Past students, such as Orion Morton (‘13), have also created edible plant maps for the New College community. Morton’s 2015 map was made using ArcGIS and included edible leaf vegetables as well as fruit trees. Many of the species are still there, and Southworth’s map has incorporated and expanded the scope of Morton’s in order to create a more comprehensive collection accessible for student use.
As more and more students and alums submitted their stories, Southworth’s interactive edible plant library came to fruition as the readily-accessible web page that students can access today, because, as Southworth emphasized, “it’s not just about the knowledge I’ve gained and can share, but it’s this entire community interaction” creating and preserving sources of ecological knowledge and community stories that might otherwise be inaccessible.

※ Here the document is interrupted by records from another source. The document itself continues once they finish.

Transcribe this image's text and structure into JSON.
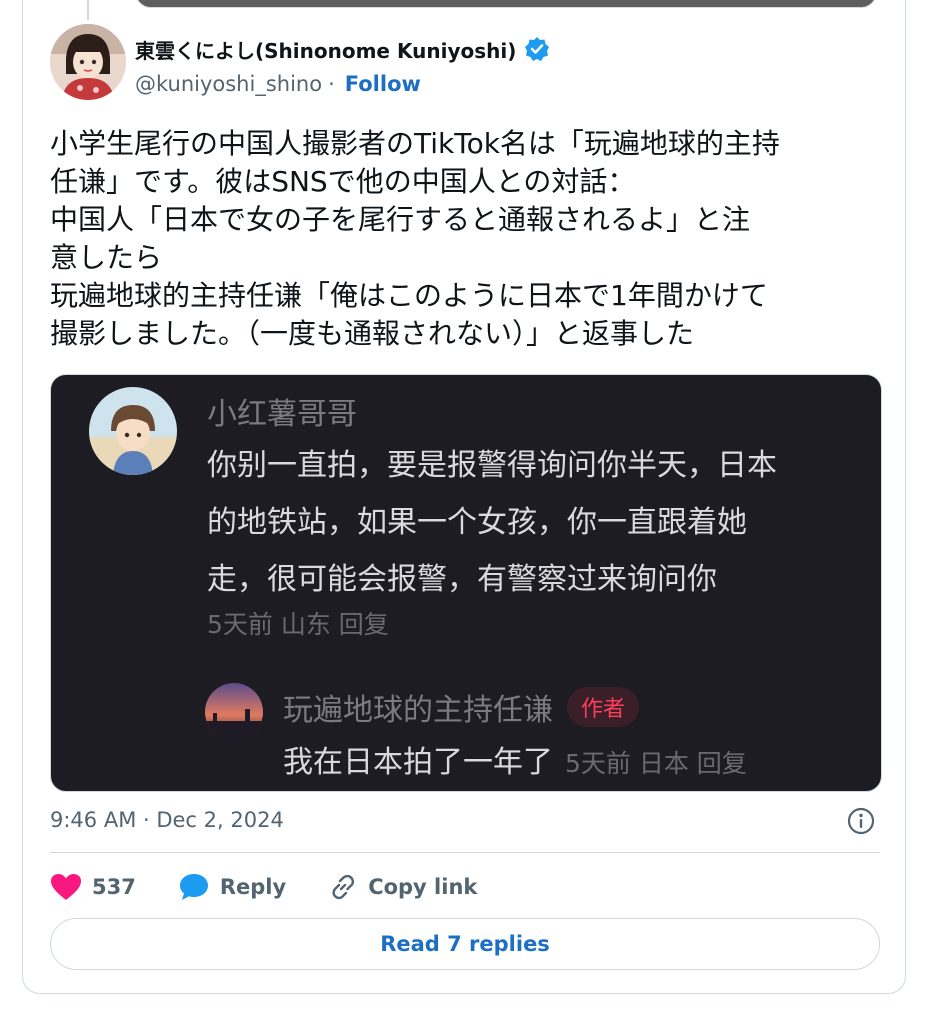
{
  "author": {
    "display_name": "東雲くによし(Shinonome Kuniyoshi)",
    "handle": "@kuniyoshi_shino",
    "separator": "·",
    "follow_label": "Follow"
  },
  "tweet_text_lines": [
    "小学生尾行の中国人撮影者のTikTok名は「玩遍地球的主持",
    "任谦」です。彼はSNSで他の中国人との対話：",
    "中国人「日本で女の子を尾行すると通報されるよ」と注",
    "意したら",
    "玩遍地球的主持任谦「俺はこのように日本で1年間かけて",
    "撮影しました。（一度も通報されない）」と返事した"
  ],
  "embedded_screenshot": {
    "comment": {
      "username": "小红薯哥哥",
      "text_lines": [
        "你别一直拍，要是报警得询问你半天，日本",
        "的地铁站，如果一个女孩，你一直跟着她",
        "走，很可能会报警，有警察过来询问你"
      ],
      "meta": "5天前 山东 回复"
    },
    "reply": {
      "username": "玩遍地球的主持任谦",
      "badge": "作者",
      "text": "我在日本拍了一年了",
      "meta": "5天前 日本 回复"
    }
  },
  "timestamp": "9:46 AM · Dec 2, 2024",
  "actions": {
    "like_count": "537",
    "reply_label": "Reply",
    "copy_link_label": "Copy link"
  },
  "read_replies_label": "Read 7 replies",
  "colors": {
    "accent": "#1d9bf0",
    "like": "#f91880",
    "embed_bg": "#1d1c23",
    "author_badge": "#ff3d5a"
  }
}
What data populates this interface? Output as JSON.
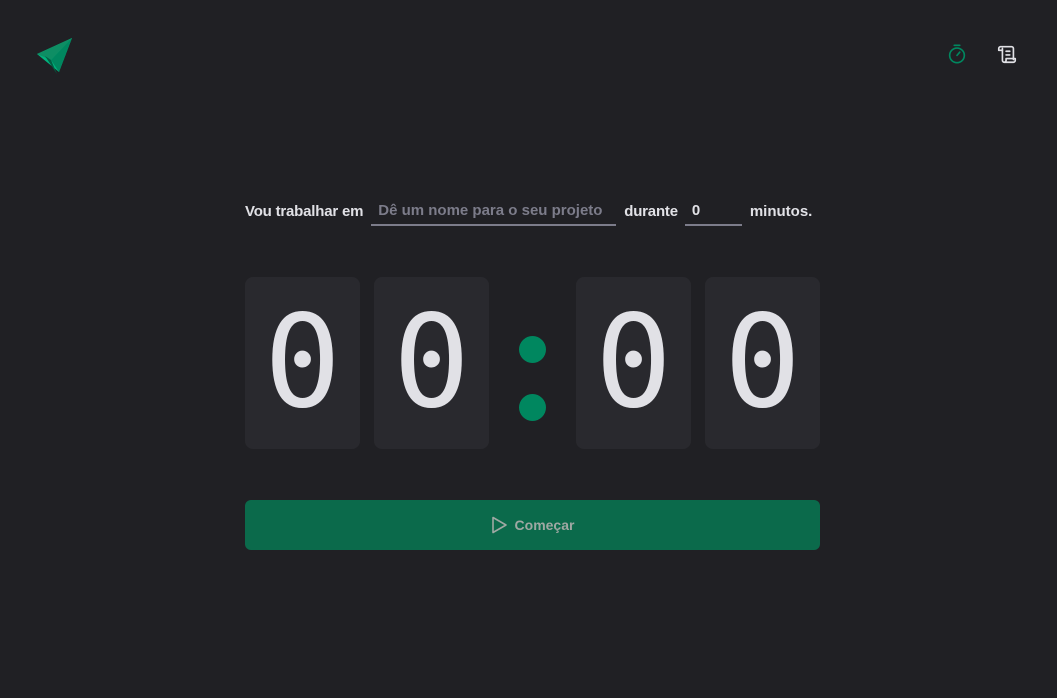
{
  "header": {
    "logo_icon": "ignite-timer-logo-icon",
    "nav": [
      {
        "icon": "timer-icon",
        "active": true,
        "color": "#00875F"
      },
      {
        "icon": "history-scroll-icon",
        "active": false,
        "color": "#E1E1E6"
      }
    ]
  },
  "form": {
    "task_label": "Vou trabalhar em",
    "task_placeholder": "Dê um nome para o seu projeto",
    "task_value": "",
    "duration_label": "durante",
    "minutes_value": "0",
    "minutes_suffix": "minutos."
  },
  "countdown": {
    "minutes": [
      "0",
      "0"
    ],
    "separator": ":",
    "seconds": [
      "0",
      "0"
    ]
  },
  "start_button": {
    "label": "Começar",
    "icon": "play-icon",
    "disabled": true
  },
  "colors": {
    "background": "#202024",
    "card": "#29292E",
    "accent": "#00875F",
    "button": "#0B6A4B",
    "text": "#E1E1E6",
    "placeholder": "#7C7C8A"
  }
}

One such story, Steven Lubka’s (’13), took place in the Northeast backyard of the Four Winds Café, which is home to a special collection of 10 mango trees planted in the shape of a star. The mango trees were planted to honor and remember Kit Reilly, a well-loved, mango-loving former New College student who passed tragically in 2003. Lubka’s story is included below:
“My first summer I stayed in Sarasota I discovered something magical. When I walked past the Four Winds I saw a cornucopia of mangoes glistening bountifully in the summer heat. As one of my favorite fruits, a quick current of joy lit me up as I immediately sought to find a way to pick some of them. I realized there were several different varieties, the normal ones I was used to buying in the store and a variety I had never seen in the shape of a crescent. The crescent shaped ones would become my new favorite mango. I got an extendable fruit picker and went to work at the joyous and nourishing takes of gathering from one’s environment. Biting into those juicy mangoes, warm from the summer heat, is one of my favorite memories.”
Southworth’s guiding ethos of a “compassionate development of a conscious relationship with the land that cradles and provides for us” can help to inform future students of the responsibility to be responsible stewards of themselves, and of the natural world. In the future, Southworth plans to include a thread below the StoryMap for anyone to go on the website and submit content for others to see, “like” and learn from. Southworth said that after she graduates she hopes another student could be appointed as steward of the thread in order to preserve and update the interactive library as the campus landscape changes.
“I just hope that this project is an illustration of how, if you feel called to do something on this campus, it is so within your capability” Southworth said in reference to the overwhelming support from alumni, students and the office of communications and marketing, which facilitated the project’s incorporation into the New College website.
“Not only is it in your capability, it is actively encouraged—not only by other members of the peer community but by the hundreds of alums that are willing to do whatever they can do support you, and in those upper channels, too, those individuals also recognize that this is valuable,” Southworth reflected. “All of that is possible.”
In the coming months, Southworth’s interactive plant library will continue to be updated with more information, plants, and creative submissions. An extension of the map to include the Food Forest and the Caples campus flora is also in the works. In the meantime, students can access the interactive map at https://www.ncf.edu/plant-library/ .